"The Legislature has determined that outdoor burning is a health hazard," said Jim Nolan, Puget Sound Clean Air Agency director of compliance.
The permanent ban will go into effect Sept. 1 and means the outdoor burning of trees, stumps, shrubbery or other natural vegetation from land-clearing projects is prohibited.
"These are the large fires used mainly to clear developments," Nolan said. "Residential burning is a whole different animal."
Commercial property developers, residential property owners clearing land for building and contractors who clear and grade land are those typically affected by the burn ban.
The ban does not apply to recreational fires (campfires), agricultural burning, silvicultural fires or yard waste fires that are in compliance with local fire district requirements.
Alternatives to land-clearing burning are considered reasonably priced, according to Nolan.
"We're sort of at an all-time low for the cost of disposal for materials," he said.
Alternatives include on-site chipping and removal and off-site wood waste recycling.
The cost of hauling wood waste to local chipping and composting facilities is estimated by local contractors at $4,000 to $5,000.
"We thought these estimates were quite credible," Nolan said.
The permanent land-clearing burn ban was imposed to reduce smoke. Wood smoke can cause respiratory and cardiovascular problems, including premature death.
"We do get a fair amount of calls about smoke," said Jan Brower, Kitsap County Health District solid and hazardous waste program manager.
Brower said the gases and fine particles in smoke can cause irritation of eyes and lungs and may exasperate conditions and cause early death for people with chronic heart and lung diseases.
Local fire departments respond to illegal burning complaints and if someone is found burning land-clearing debris, the case may be referred to Puget Sound Clean Air Agency enforcement officers.
"We don't transfer every single complaint we get to Clean Air," North Kitsap Fire & Rescue Chief Dan Smith said.
The land-clearing burn ban does not make county regulations the same as those adopted by Kitsap cities, according to Central Kitsap Fire & Rescue spokeswoman Theresa MacLennan.
"There are city regulations, UGA regulations, high density regulations and non-attainment area regulations," she said. "The fire districts are working on uniformity, but we're not there yet."

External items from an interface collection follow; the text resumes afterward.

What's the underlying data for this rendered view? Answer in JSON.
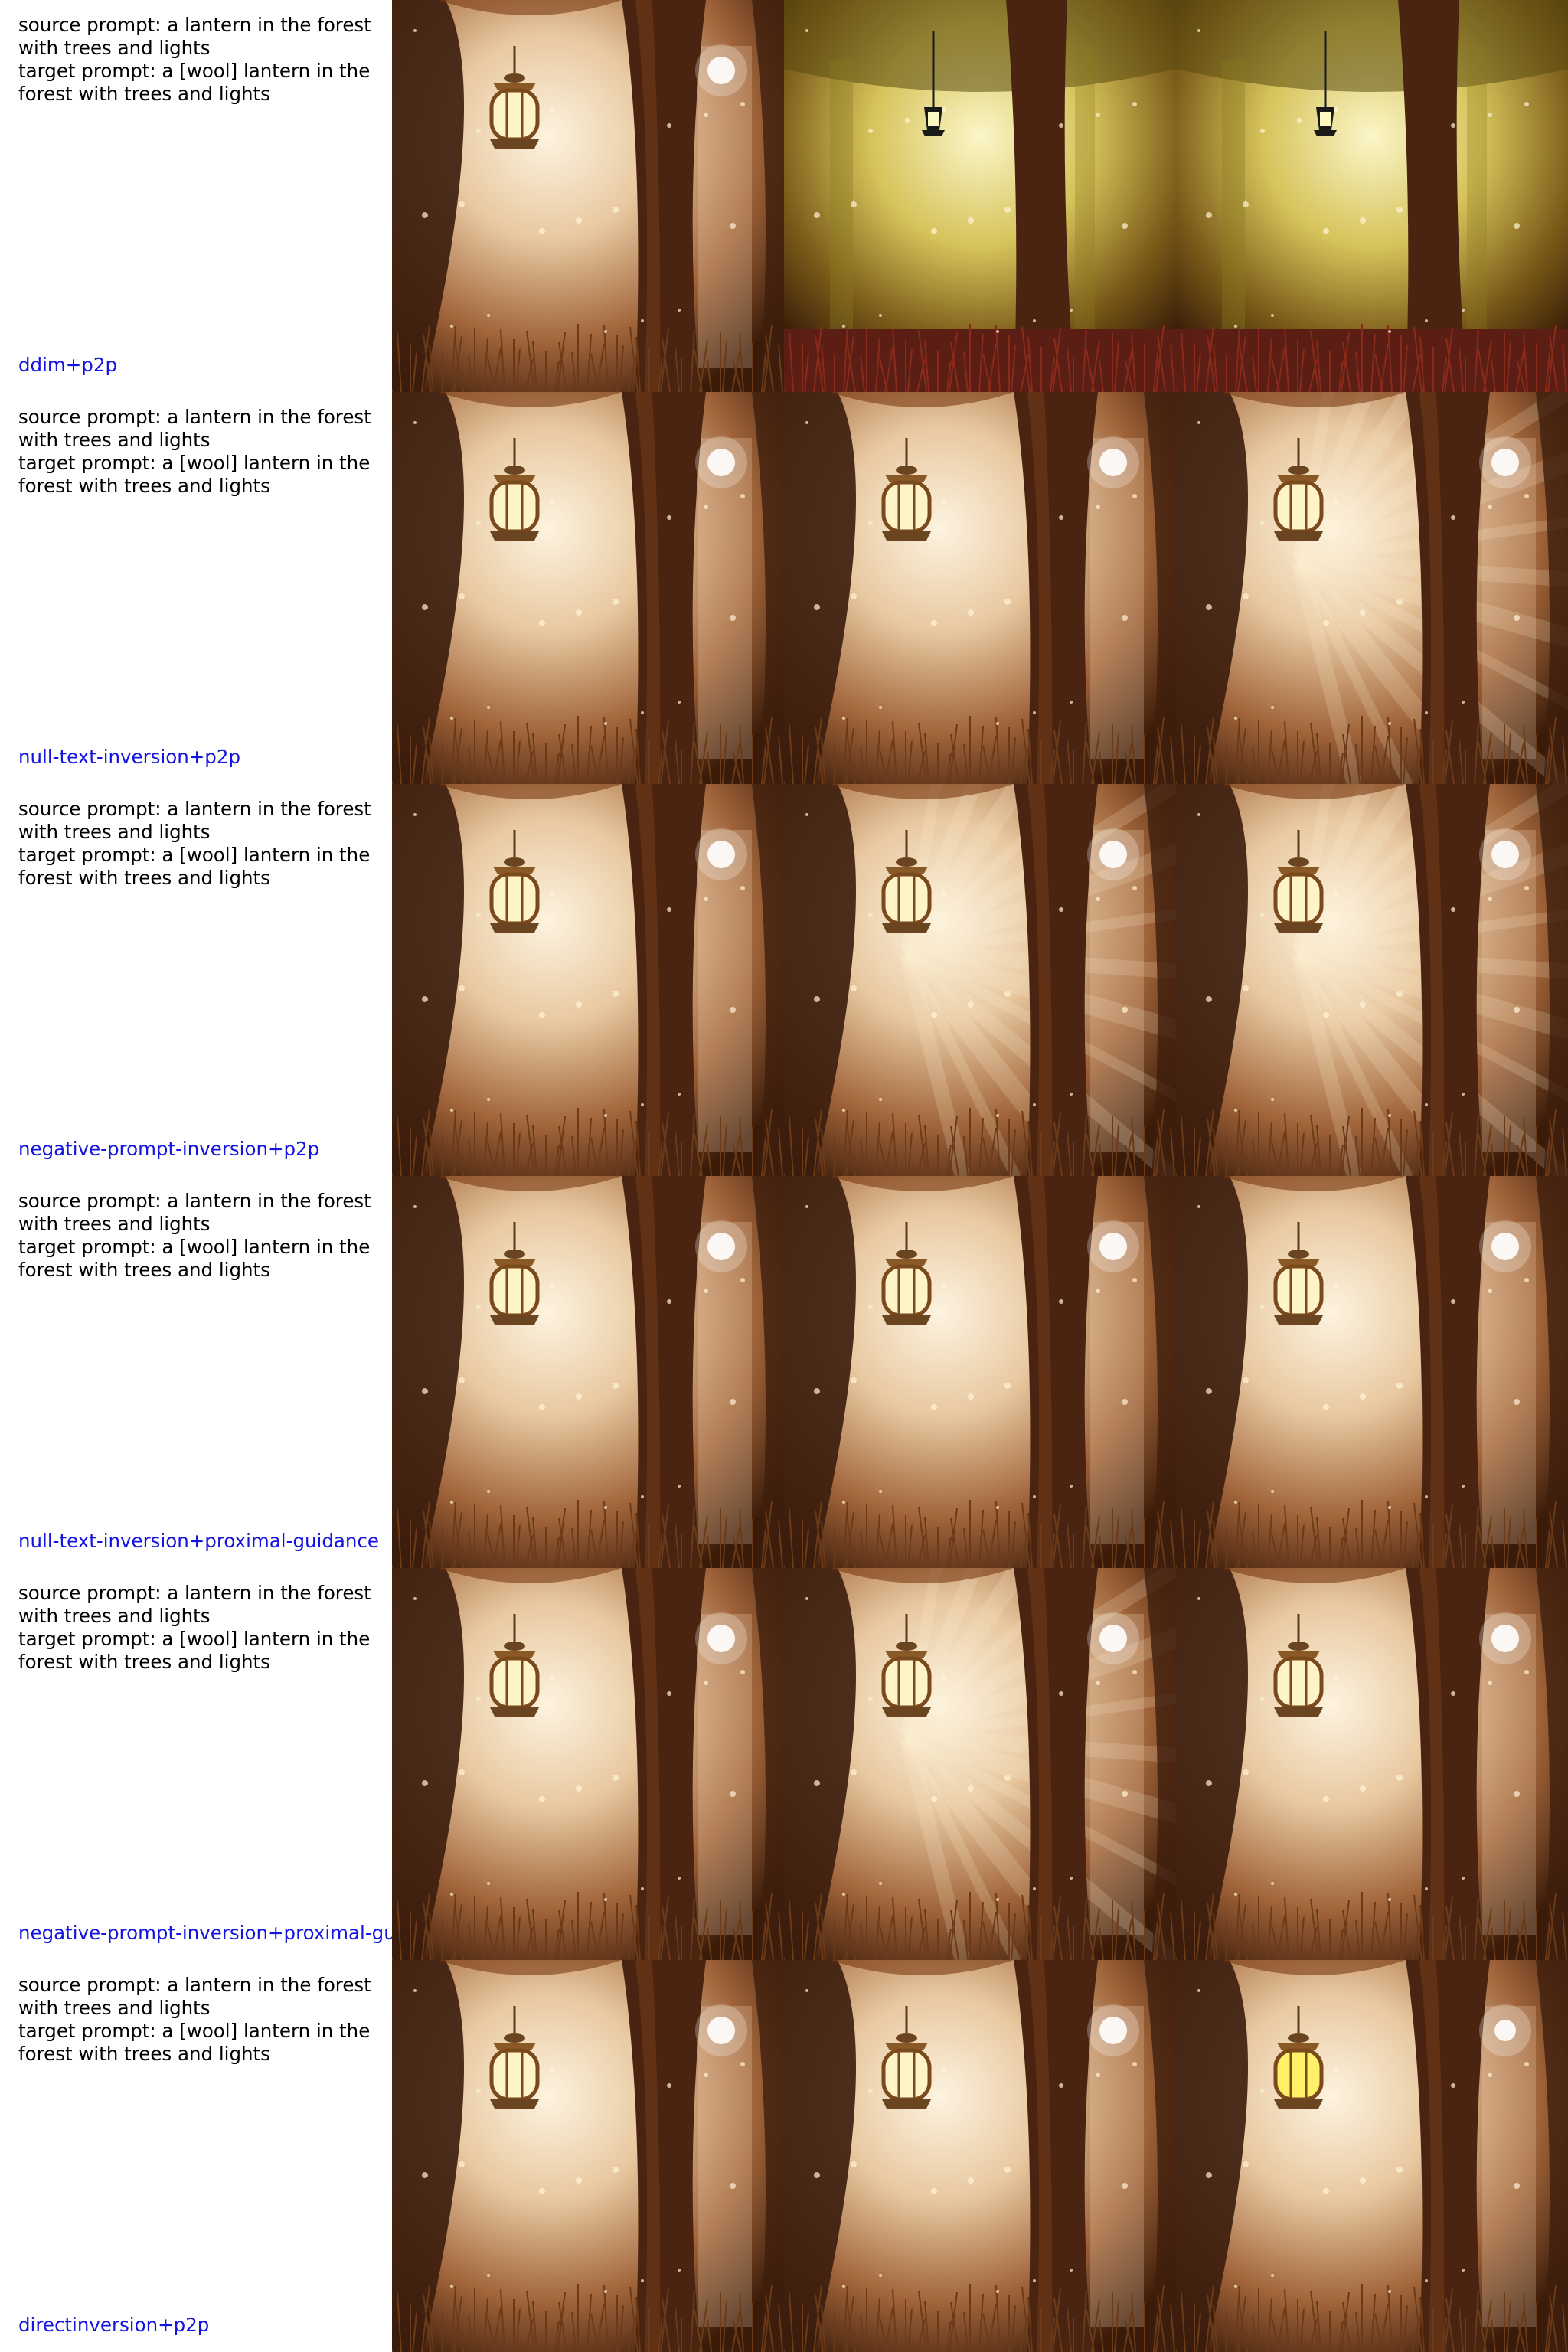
{
  "colors": {
    "method_label": "#1414e0",
    "text": "#000000",
    "background": "#ffffff"
  },
  "rows": [
    {
      "source_prompt": "source prompt: a lantern in the forest with trees and lights",
      "target_prompt": "target prompt: a [wool] lantern in the forest with trees and lights",
      "method": "ddim+p2p",
      "panels": [
        "warm",
        "yellow-sign",
        "yellow-sign"
      ]
    },
    {
      "source_prompt": "source prompt: a lantern in the forest with trees and lights",
      "target_prompt": "target prompt: a [wool] lantern in the forest with trees and lights",
      "method": "null-text-inversion+p2p",
      "panels": [
        "warm",
        "warm",
        "rays"
      ]
    },
    {
      "source_prompt": "source prompt: a lantern in the forest with trees and lights",
      "target_prompt": "target prompt: a [wool] lantern in the forest with trees and lights",
      "method": "negative-prompt-inversion+p2p",
      "panels": [
        "warm",
        "rays",
        "rays"
      ]
    },
    {
      "source_prompt": "source prompt: a lantern in the forest with trees and lights",
      "target_prompt": "target prompt: a [wool] lantern in the forest with trees and lights",
      "method": "null-text-inversion+proximal-guidance",
      "panels": [
        "warm",
        "warm",
        "warm"
      ]
    },
    {
      "source_prompt": "source prompt: a lantern in the forest with trees and lights",
      "target_prompt": "target prompt: a [wool] lantern in the forest with trees and lights",
      "method": "negative-prompt-inversion+proximal-guidance",
      "panels": [
        "warm",
        "rays",
        "warm"
      ]
    },
    {
      "source_prompt": "source prompt: a lantern in the forest with trees and lights",
      "target_prompt": "target prompt: a [wool] lantern in the forest with trees and lights",
      "method": "directinversion+p2p",
      "panels": [
        "warm",
        "warm",
        "bright"
      ]
    }
  ]
}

For a list of chipping and composting facilities, visit the Kitsap County Public Works Solid Waste Division Web site at www.kitsapgov.com/sw.